[Data records for software interfaces]
━━━━━━━━━━━━━━━━

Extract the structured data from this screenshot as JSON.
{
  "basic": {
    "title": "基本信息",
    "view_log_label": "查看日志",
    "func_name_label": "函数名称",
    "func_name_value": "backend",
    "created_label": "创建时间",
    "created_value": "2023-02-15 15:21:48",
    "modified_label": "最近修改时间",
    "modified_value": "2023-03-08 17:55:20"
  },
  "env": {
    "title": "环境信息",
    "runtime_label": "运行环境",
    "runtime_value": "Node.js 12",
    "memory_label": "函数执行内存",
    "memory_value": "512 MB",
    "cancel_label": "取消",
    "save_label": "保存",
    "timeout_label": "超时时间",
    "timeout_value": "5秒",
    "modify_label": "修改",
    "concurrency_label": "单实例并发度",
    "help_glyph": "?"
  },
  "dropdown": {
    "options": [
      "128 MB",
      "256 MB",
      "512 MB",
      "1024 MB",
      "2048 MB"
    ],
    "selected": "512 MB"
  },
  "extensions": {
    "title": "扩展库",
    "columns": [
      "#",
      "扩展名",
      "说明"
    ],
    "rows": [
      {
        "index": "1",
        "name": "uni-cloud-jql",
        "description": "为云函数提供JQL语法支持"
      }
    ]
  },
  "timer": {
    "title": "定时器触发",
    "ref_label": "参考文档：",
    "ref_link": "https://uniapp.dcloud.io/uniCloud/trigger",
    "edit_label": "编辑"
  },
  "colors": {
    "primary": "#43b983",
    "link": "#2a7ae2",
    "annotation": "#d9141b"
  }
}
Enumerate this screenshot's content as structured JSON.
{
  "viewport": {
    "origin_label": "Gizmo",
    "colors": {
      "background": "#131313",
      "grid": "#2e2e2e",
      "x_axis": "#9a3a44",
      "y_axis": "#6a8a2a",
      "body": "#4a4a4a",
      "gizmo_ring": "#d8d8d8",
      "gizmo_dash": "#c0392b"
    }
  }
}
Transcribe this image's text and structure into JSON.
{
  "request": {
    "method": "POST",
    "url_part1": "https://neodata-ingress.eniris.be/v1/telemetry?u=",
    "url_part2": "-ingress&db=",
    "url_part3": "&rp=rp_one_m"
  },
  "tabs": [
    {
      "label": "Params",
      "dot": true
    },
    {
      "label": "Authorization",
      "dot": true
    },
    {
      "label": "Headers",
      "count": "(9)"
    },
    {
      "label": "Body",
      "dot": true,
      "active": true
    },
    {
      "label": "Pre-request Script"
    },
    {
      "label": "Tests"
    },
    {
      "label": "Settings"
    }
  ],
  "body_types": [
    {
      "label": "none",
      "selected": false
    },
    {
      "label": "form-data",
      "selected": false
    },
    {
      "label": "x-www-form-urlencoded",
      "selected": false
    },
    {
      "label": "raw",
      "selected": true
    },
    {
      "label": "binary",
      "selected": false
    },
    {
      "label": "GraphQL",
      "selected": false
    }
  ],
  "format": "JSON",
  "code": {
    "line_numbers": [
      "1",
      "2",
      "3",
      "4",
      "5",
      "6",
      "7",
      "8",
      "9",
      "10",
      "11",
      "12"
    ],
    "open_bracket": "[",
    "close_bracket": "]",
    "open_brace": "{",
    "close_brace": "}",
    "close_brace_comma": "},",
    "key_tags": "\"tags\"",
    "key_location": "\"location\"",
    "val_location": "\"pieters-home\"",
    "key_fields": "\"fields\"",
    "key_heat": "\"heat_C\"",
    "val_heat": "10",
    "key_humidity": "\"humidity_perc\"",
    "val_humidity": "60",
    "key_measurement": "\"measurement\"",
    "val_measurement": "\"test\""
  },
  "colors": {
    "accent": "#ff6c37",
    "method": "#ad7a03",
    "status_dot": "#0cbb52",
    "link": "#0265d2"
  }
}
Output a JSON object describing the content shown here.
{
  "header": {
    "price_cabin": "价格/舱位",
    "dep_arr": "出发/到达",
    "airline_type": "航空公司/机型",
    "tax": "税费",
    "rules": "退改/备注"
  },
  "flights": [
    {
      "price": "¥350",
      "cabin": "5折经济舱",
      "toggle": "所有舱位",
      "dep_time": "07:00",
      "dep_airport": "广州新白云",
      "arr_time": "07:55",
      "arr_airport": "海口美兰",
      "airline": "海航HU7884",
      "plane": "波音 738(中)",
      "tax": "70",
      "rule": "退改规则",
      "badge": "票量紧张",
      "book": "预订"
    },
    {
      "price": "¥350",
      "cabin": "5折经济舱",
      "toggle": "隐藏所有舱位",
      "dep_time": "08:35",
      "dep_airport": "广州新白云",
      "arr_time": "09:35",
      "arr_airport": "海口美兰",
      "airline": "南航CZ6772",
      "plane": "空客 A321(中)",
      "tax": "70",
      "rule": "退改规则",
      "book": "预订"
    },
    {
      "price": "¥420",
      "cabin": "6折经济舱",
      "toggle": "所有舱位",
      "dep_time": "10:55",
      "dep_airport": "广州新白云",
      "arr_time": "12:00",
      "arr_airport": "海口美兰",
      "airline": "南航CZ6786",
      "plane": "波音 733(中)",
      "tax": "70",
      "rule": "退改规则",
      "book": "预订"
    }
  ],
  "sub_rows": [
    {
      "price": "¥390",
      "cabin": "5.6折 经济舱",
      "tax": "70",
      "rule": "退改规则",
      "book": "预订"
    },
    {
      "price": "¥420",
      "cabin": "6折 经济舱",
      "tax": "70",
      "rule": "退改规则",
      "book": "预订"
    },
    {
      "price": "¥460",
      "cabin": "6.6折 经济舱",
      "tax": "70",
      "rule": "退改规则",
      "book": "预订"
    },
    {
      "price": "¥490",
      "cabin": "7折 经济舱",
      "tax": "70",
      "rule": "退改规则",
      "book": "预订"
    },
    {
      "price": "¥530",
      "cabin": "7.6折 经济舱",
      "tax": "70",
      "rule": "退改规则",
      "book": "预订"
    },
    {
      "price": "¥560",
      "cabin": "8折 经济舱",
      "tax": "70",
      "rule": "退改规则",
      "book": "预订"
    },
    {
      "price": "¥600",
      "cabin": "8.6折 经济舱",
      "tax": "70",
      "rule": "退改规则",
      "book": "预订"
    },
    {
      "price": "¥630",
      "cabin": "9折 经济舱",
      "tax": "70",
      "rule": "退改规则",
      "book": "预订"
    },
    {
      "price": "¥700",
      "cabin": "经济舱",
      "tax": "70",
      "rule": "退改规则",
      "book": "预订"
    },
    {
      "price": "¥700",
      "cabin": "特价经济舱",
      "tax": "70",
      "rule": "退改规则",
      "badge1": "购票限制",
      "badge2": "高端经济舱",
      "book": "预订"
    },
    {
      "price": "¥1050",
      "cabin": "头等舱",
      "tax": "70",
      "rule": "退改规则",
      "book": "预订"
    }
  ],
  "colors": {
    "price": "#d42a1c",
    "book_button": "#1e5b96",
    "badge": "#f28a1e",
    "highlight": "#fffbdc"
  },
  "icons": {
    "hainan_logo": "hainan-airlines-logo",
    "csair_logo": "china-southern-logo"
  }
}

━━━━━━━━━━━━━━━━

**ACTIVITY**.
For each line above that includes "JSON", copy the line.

**TASK RESPONSE**.
Extract the structured data from this screenshot as JSON.
Enumerate this screenshot's content as structured JSON.
Transcribe this image's text and structure into JSON.
  "format": "JSON",
Output a JSON object describing the content shown here.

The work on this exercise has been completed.